CA Assembly Member Asks Atty. Gen. Kamala Harris to Shut down Daily Fantasy Sites

The daily fantasy sports industry has come under attack in recent months and prompted lawmakers across the country to question its legality. While California Assembly Member Adam Gray introduced a bill in September which would license and regulate DFS operators, some believe that the state needs to start by clarifying whether it considers the game to be based on luck or skill.

DFS Illegal No Matter How Much Skill Involved

Assembly Member Mark Levine penned a letter to California’s Atty. Gen., Kamala Harris, earlier this month asking that she immediately shut down the DFS sites operating in the state.

Levine says that Golden State law specifically makes betting on fantasy sports illegal, as it has not been explicitly sanctioned by the government. He cites section 19801 of the Business and Professions Code in his argument: “no person in the state has a right to operate a gambling enterprise except as may be expressly permitted.”

Operating in something of a gray area, daily fantasy operators claim that the game they offer is skill-based, and therefore should not be considered gambling at all. The UIGEA federal legislation seems to back up that logic, as it creates a carveout for the fantasy sports industry. Opponents say that the law was written before DFS was even invented, and it should therefore be re-examined.

Can DFS Sites Be Trusted?

Even if the games are ruled to be skill-based, Levine says, “they should still specifically be regulated under California law before the games can operate in California.”

He believes that consumers deserve some protections from the DFS industry, which up till now has operated somewhat in the shadows, asking that its users simply trust them to do the right thing. That trust was tested earlier this year when a DraftKings employee accidentally published private company data, leading some to believe that its workers have access info which could give them an upper hand while playing at other DFS sites.

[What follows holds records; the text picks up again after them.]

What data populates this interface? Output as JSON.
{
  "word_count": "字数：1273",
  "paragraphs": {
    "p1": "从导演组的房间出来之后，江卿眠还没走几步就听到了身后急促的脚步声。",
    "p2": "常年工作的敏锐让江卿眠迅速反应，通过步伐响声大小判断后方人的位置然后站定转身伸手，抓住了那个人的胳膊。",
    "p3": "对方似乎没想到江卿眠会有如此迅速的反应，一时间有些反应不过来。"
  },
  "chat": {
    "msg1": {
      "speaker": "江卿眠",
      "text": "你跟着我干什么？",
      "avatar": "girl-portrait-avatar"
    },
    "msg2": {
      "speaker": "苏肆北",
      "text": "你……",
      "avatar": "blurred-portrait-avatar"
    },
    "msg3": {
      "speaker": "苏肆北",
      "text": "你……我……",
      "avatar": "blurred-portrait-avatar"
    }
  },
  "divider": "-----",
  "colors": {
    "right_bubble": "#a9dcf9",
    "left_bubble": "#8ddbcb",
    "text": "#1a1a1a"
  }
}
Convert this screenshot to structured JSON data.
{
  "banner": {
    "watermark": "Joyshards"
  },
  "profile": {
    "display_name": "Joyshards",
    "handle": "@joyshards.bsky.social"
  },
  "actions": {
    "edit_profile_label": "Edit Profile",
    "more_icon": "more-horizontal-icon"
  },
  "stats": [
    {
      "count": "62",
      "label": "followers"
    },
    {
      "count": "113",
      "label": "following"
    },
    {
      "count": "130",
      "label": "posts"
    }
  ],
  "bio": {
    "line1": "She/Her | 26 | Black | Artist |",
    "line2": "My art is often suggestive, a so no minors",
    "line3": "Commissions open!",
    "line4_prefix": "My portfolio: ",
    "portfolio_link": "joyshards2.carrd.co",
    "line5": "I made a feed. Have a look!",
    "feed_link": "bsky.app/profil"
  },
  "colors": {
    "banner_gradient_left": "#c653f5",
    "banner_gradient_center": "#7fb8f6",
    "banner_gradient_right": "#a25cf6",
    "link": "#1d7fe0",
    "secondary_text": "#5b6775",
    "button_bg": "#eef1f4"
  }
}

Nevada Takes Action

In his letter, Levine mentions that regulators in Nevada recently studied the issue and came to the conclusion that DFS is gambling, and have shut down daily fantasy operators until they acquire the appropriate gambling license.

The New York Atty. Gen. also recently stunned the industry by making a similar claim and ordering DFS sites out of the state. FanDuel has stopped accepting deposits from players there, but DraftKings has continued to operate. Both sides will challenge the ruling in court.

If the ban is upheld there, it will be a big blow for the DFS industry, which counts New York players as about 10% of its user base. Cutting off California from DFS would be an even bigger blow, as the population of the Golden State is over two times that of New York.

While politicians debate the future of the industry, it’s important to keep in mind that strict, state-by-state, regulation of DFS would likely spell its end. Much like online poker operators, daily fantasy sites depend on large pools of players to offer big contests with large cash prizes for the winners. If lawmakers decide to ring-fence and restrict the games by state, it would likely be a death sentence for DFS.